T-Mobile likely to hold onto ‘fast 5G’ lead – analysts

T-Mobile tower climb
New Street analysts are bullish on T-Mobile based on their view that its network advantage and lower prices will drive accelerated share gains. (T-Mobile)

If you ask the analysts at the Wall Street firm New Street Research who’s winning the race to “real 5G,” it’s pretty clear that it’s T-Mobile. Of course, Verizon could always come up with some surprises, but AT&T isn’t even in the game.

That was one take-away during a conference call the analysts held Thursday. The firm rates T-Mobile shares as a “buy,” with a target price of $250; it’s currently trading at around $130.

Verizon and AT&T dominated the U.S. wireless landscape for much of the last two and a half decades, largely built on their spectrum advantage, noted New Street analyst Jonathan Chaplin. They had all of the low-band spectrum, which gave them better coverage at a lower cost.
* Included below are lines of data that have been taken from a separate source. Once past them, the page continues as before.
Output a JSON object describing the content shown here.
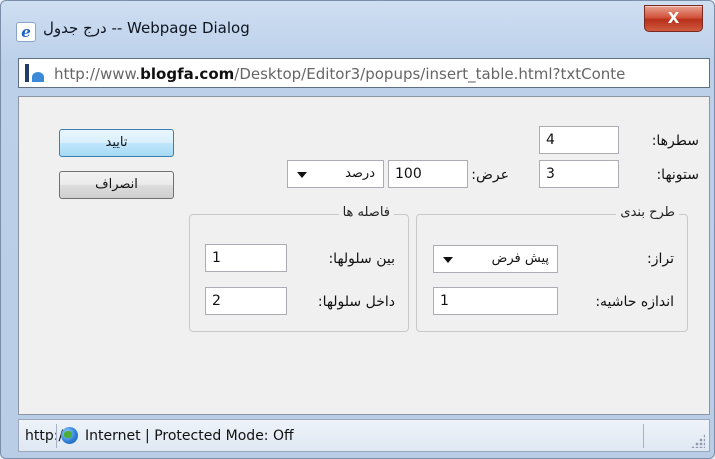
{
  "window": {
    "title": "درج جدول -- Webpage Dialog",
    "close_label": "X"
  },
  "address": {
    "url_prefix": "http://www.",
    "url_domain": "blogfa.com",
    "url_path": "/Desktop/Editor3/popups/insert_table.html?txtConte"
  },
  "buttons": {
    "ok_label": "تایید",
    "cancel_label": "انصراف"
  },
  "form": {
    "rows_label": "سطرها:",
    "rows_value": "4",
    "cols_label": "ستونها:",
    "cols_value": "3",
    "width_label": "عرض:",
    "width_value": "100",
    "width_unit": "درصد"
  },
  "layout_group": {
    "legend": "طرح بندی",
    "align_label": "تراز:",
    "align_value": "پیش فرض",
    "border_label": "اندازه حاشیه:",
    "border_value": "1"
  },
  "spacing_group": {
    "legend": "فاصله ها",
    "cellspacing_label": "بین سلولها:",
    "cellspacing_value": "1",
    "cellpadding_label": "داخل سلولها:",
    "cellpadding_value": "2"
  },
  "status": {
    "url_fragment": "http:/",
    "zone_text": "Internet | Protected Mode: Off"
  }
}
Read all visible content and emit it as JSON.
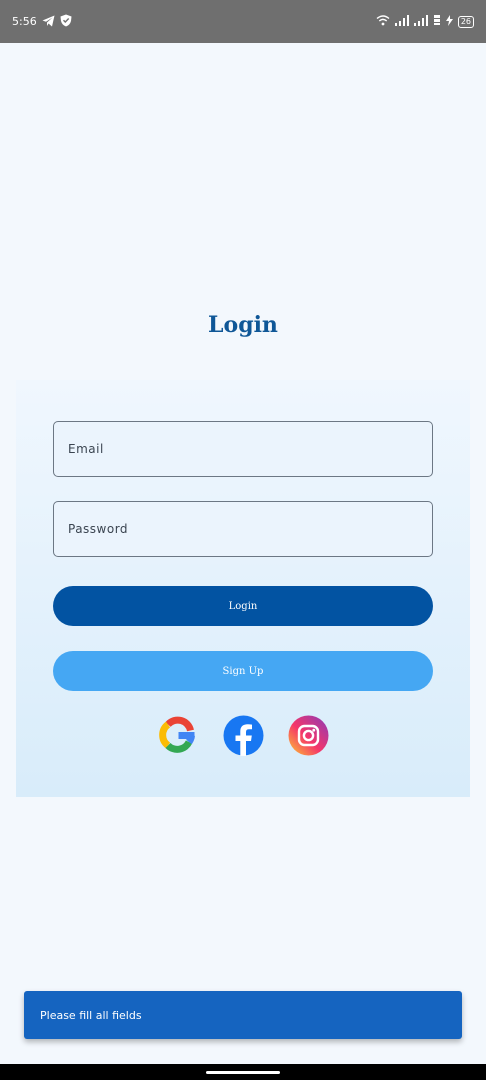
{
  "status_bar": {
    "time": "5:56",
    "battery": "26",
    "icons": [
      "telegram-icon",
      "shield-icon",
      "wifi-icon",
      "signal-icon",
      "signal-icon",
      "data-icon",
      "charging-icon",
      "battery-icon"
    ]
  },
  "page": {
    "title": "Login"
  },
  "form": {
    "email_placeholder": "Email",
    "password_placeholder": "Password",
    "login_label": "Login",
    "signup_label": "Sign Up"
  },
  "social": [
    "google-icon",
    "facebook-icon",
    "instagram-icon"
  ],
  "snackbar": {
    "message": "Please fill all fields"
  },
  "colors": {
    "primary": "#0253a2",
    "secondary": "#45a7f3",
    "title": "#0f5797",
    "snackbar": "#1564c0",
    "background": "#f3f8fd"
  }
}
After T-Mobile acquired and deployed more spectrum, including 700 MHz, it gained share and the gap narrowed.

Flash forward, and today T-Mobile has the lead on low-band 5G deployments, covering 287 million people across 1.6 million square miles, compared with Verizon and AT&T, each with a little more than 230 million POPs.
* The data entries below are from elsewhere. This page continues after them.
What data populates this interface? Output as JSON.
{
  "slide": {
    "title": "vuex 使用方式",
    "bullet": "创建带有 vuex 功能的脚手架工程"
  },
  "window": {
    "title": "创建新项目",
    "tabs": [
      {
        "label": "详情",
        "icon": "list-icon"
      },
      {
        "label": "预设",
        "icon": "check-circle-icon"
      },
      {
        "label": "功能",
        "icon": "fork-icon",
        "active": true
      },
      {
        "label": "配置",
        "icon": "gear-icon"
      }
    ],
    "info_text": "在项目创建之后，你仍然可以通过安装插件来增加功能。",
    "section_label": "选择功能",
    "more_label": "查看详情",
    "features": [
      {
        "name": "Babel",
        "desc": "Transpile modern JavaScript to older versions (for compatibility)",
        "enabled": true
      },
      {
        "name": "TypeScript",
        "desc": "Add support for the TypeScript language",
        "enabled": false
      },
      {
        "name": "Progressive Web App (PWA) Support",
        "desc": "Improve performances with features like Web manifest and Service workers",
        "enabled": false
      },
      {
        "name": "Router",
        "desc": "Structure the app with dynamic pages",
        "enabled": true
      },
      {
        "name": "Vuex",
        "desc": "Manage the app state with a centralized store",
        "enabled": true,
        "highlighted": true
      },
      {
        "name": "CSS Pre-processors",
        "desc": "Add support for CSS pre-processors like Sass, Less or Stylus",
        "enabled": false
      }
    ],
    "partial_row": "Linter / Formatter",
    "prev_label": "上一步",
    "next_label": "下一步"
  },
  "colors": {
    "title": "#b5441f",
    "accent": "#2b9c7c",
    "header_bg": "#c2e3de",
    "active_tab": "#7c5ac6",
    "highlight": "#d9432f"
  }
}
However, it’s becoming increasingly apparent that the performance of 5G on lower-band frequencies isn’t materially different from 4G; consumers may not even notice the difference on lower frequencies.

Where consumers see the big speed advantages of 5G are in the higher spectrum bands. That’s what Verizon is gunning for with its millimeter wave (mmWave) deployments, although coverage is spotty. What the analysts focused on Thursday is Verizon’s upcoming C-band deployment compared with T-Mobile’s current and future 2.5 GHz deployment. New Street calls deployments on 2.5 GHz and 3.7 GHz the “fast 5G,” because they promise a 10-fold increase in speeds.

“T-Mobile has a strong lead on fast 5G,” Chaplin said, noting it’s now at about 120 million POPs with 2.5 GHz and growing every day. Verizon and AT&T haven’t launched C-band services yet; they have to wait until the first batch of that 3.7 GHz spectrum is available at the end of this year.

Still, “Verizon is moving as fast as humanly possible with C-band deployment,” so as soon as the spectrum becomes available, they can light up a significant portion of the country, getting to 100 million POPs by the first quarter of 2022, he said.

RELATED: The skinny on the top 5 C-Band winners

AT&T will get access to C-band licenses at the same time; it bought 40 MHz of Category A licenses that are available first but will get to 100 million POPs in early 2023 – a year behind Verizon and more than two years behind T-Mobile. “We’re surprised that they aren’t moving with greater urgency,” Chaplin said. “It almost seems like AT&T is walking off the field.”

In a report published earlier this week, the analysts argued that three things will drive mid-band 5G performance: POP coverage; quality of coverage within covered markets; and capacity.  T-Mobile has a strong lead on all three measures, which should drive share gains. T-Mobile is also priced at a 20-30% discount, whereas Verizon and AT&T’s ARPU may not be sustainable, the analysts said.

One big controversy

The analysts spent a good deal of time sorting out one of the most controversial areas as of late: How C-band stacks up against T-Mobile’s 2.5 GHz and vice versa. The New Street analysts dug into the question of whether 2.5 GHz offers a propagation advantage over the C-band’s 3.7 GHz and concluded that 2.5 GHz may have an advantage.  

T-Mobile argues that C-band requires 1.5 times more sites than 2.5 GHz and 2 times more sites than AWS or PCS spectrum. Verizon disputes that claim, saying the number of sites required at 2.5 GHz and C-band are roughly the same. Verizon also told the analysts it has an EIRP and antenna gain advantage in C-band that overcomes the free space disadvantage relative to 2.5 GHz.

RELATED: Verizon defends C-band plans

“In trying to resolve this debate, we went back and forth between the companies,” presenting the arguments of one to the other, to get their response, Chaplin said. “Both companies became extremely irate by what they regarded as the false claims of the other, and by our questioning of their engineering prowess.”

The analysts enlisted the help of outside equipment vendors, consultants and global carriers to get some answers. “What we discovered is that it isn’t simple to resolve, in large part because both companies are making guesses” about the performance of deployments that haven’t yet been tested.

The analysts said their analysis doesn’t take into account the 3.45 GHz or additional 2.5 GHz spectrum that will be going up for auction; T-Mobile is expected to gain even more in those two separate events. One benefit of C-band that Verizon touts is its contiguous channels, versus the disjointed 2.5 GHz spectrum.